[Start of Attachment]
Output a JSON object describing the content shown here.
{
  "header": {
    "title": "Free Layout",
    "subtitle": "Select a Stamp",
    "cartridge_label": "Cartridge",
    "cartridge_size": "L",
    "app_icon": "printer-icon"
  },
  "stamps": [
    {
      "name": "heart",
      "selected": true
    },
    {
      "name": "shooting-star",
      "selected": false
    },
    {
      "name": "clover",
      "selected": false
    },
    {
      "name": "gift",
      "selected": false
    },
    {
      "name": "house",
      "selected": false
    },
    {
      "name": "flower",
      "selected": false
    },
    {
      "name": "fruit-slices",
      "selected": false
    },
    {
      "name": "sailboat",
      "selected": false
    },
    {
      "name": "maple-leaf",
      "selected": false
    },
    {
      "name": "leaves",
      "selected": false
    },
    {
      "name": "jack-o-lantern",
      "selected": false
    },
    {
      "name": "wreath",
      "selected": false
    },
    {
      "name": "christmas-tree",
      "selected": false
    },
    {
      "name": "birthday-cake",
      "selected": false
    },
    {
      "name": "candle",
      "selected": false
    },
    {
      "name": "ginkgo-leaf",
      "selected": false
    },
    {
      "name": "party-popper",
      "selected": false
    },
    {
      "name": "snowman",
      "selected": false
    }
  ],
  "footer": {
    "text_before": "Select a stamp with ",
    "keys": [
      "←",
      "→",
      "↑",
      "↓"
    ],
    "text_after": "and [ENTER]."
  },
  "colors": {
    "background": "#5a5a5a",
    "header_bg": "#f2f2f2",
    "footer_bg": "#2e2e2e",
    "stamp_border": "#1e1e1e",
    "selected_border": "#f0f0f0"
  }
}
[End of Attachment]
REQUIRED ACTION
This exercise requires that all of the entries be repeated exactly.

RESPONSE AREA
Output a JSON object describing the content shown here.
{
  "header": {
    "title": "Free Layout",
    "subtitle": "Select a Stamp",
    "cartridge_label": "Cartridge",
    "cartridge_size": "L",
    "app_icon": "printer-icon"
  },
  "stamps": [
    {
      "name": "heart",
      "selected": true
    },
    {
      "name": "shooting-star",
      "selected": false
    },
    {
      "name": "clover",
      "selected": false
    },
    {
      "name": "gift",
      "selected": false
    },
    {
      "name": "house",
      "selected": false
    },
    {
      "name": "flower",
      "selected": false
    },
    {
      "name": "fruit-slices",
      "selected": false
    },
    {
      "name": "sailboat",
      "selected": false
    },
    {
      "name": "maple-leaf",
      "selected": false
    },
    {
      "name": "leaves",
      "selected": false
    },
    {
      "name": "jack-o-lantern",
      "selected": false
    },
    {
      "name": "wreath",
      "selected": false
    },
    {
      "name": "christmas-tree",
      "selected": false
    },
    {
      "name": "birthday-cake",
      "selected": false
    },
    {
      "name": "candle",
      "selected": false
    },
    {
      "name": "ginkgo-leaf",
      "selected": false
    },
    {
      "name": "party-popper",
      "selected": false
    },
    {
      "name": "snowman",
      "selected": false
    }
  ],
  "footer": {
    "text_before": "Select a stamp with ",
    "keys": [
      "←",
      "→",
      "↑",
      "↓"
    ],
    "text_after": "and [ENTER]."
  },
  "colors": {
    "background": "#5a5a5a",
    "header_bg": "#f2f2f2",
    "footer_bg": "#2e2e2e",
    "stamp_border": "#1e1e1e",
    "selected_border": "#f0f0f0"
  }
}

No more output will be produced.